=== Section Start ===

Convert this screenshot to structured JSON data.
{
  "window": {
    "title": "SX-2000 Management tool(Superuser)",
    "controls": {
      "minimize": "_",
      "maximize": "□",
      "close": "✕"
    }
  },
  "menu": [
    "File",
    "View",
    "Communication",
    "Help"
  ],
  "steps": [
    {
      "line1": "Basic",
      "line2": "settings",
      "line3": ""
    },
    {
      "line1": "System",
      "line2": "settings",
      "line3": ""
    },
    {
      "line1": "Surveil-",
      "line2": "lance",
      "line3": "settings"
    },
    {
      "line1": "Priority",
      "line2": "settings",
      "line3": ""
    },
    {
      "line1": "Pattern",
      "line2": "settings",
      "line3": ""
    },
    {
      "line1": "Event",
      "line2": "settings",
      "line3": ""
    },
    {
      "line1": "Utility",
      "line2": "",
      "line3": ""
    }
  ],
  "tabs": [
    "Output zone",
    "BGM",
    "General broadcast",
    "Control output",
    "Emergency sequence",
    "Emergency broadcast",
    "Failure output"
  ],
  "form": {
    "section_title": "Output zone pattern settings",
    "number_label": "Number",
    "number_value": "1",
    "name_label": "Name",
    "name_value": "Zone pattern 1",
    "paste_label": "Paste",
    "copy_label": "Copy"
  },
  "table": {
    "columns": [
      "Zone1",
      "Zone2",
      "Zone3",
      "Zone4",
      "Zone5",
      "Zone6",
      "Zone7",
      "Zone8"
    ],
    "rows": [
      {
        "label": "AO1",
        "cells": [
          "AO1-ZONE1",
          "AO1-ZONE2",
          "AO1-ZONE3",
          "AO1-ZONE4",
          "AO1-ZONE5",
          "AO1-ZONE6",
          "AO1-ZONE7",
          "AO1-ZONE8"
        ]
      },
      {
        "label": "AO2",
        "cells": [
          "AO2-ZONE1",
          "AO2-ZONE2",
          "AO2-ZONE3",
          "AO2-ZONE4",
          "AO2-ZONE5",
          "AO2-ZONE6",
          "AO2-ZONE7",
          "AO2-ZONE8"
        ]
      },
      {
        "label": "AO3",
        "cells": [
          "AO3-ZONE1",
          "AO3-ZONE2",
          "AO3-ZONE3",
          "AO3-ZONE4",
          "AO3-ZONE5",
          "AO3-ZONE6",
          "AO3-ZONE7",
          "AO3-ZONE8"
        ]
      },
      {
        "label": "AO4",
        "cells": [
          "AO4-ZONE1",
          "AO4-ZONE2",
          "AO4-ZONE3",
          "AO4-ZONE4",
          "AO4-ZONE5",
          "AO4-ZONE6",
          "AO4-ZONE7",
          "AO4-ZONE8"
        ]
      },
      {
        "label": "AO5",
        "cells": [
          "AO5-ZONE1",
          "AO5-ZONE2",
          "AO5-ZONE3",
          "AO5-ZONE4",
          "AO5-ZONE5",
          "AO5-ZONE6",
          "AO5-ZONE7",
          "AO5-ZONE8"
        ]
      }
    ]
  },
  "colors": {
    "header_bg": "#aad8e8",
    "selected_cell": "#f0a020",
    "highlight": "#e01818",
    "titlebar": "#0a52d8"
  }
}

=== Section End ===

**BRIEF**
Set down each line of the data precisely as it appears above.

**TASK RESPONSE**
Convert this screenshot to structured JSON data.
{
  "window": {
    "title": "SX-2000 Management tool(Superuser)",
    "controls": {
      "minimize": "_",
      "maximize": "□",
      "close": "✕"
    }
  },
  "menu": [
    "File",
    "View",
    "Communication",
    "Help"
  ],
  "steps": [
    {
      "line1": "Basic",
      "line2": "settings",
      "line3": ""
    },
    {
      "line1": "System",
      "line2": "settings",
      "line3": ""
    },
    {
      "line1": "Surveil-",
      "line2": "lance",
      "line3": "settings"
    },
    {
      "line1": "Priority",
      "line2": "settings",
      "line3": ""
    },
    {
      "line1": "Pattern",
      "line2": "settings",
      "line3": ""
    },
    {
      "line1": "Event",
      "line2": "settings",
      "line3": ""
    },
    {
      "line1": "Utility",
      "line2": "",
      "line3": ""
    }
  ],
  "tabs": [
    "Output zone",
    "BGM",
    "General broadcast",
    "Control output",
    "Emergency sequence",
    "Emergency broadcast",
    "Failure output"
  ],
  "form": {
    "section_title": "Output zone pattern settings",
    "number_label": "Number",
    "number_value": "1",
    "name_label": "Name",
    "name_value": "Zone pattern 1",
    "paste_label": "Paste",
    "copy_label": "Copy"
  },
  "table": {
    "columns": [
      "Zone1",
      "Zone2",
      "Zone3",
      "Zone4",
      "Zone5",
      "Zone6",
      "Zone7",
      "Zone8"
    ],
    "rows": [
      {
        "label": "AO1",
        "cells": [
          "AO1-ZONE1",
          "AO1-ZONE2",
          "AO1-ZONE3",
          "AO1-ZONE4",
          "AO1-ZONE5",
          "AO1-ZONE6",
          "AO1-ZONE7",
          "AO1-ZONE8"
        ]
      },
      {
        "label": "AO2",
        "cells": [
          "AO2-ZONE1",
          "AO2-ZONE2",
          "AO2-ZONE3",
          "AO2-ZONE4",
          "AO2-ZONE5",
          "AO2-ZONE6",
          "AO2-ZONE7",
          "AO2-ZONE8"
        ]
      },
      {
        "label": "AO3",
        "cells": [
          "AO3-ZONE1",
          "AO3-ZONE2",
          "AO3-ZONE3",
          "AO3-ZONE4",
          "AO3-ZONE5",
          "AO3-ZONE6",
          "AO3-ZONE7",
          "AO3-ZONE8"
        ]
      },
      {
        "label": "AO4",
        "cells": [
          "AO4-ZONE1",
          "AO4-ZONE2",
          "AO4-ZONE3",
          "AO4-ZONE4",
          "AO4-ZONE5",
          "AO4-ZONE6",
          "AO4-ZONE7",
          "AO4-ZONE8"
        ]
      },
      {
        "label": "AO5",
        "cells": [
          "AO5-ZONE1",
          "AO5-ZONE2",
          "AO5-ZONE3",
          "AO5-ZONE4",
          "AO5-ZONE5",
          "AO5-ZONE6",
          "AO5-ZONE7",
          "AO5-ZONE8"
        ]
      }
    ]
  },
  "colors": {
    "header_bg": "#aad8e8",
    "selected_cell": "#f0a020",
    "highlight": "#e01818",
    "titlebar": "#0a52d8"
  }
}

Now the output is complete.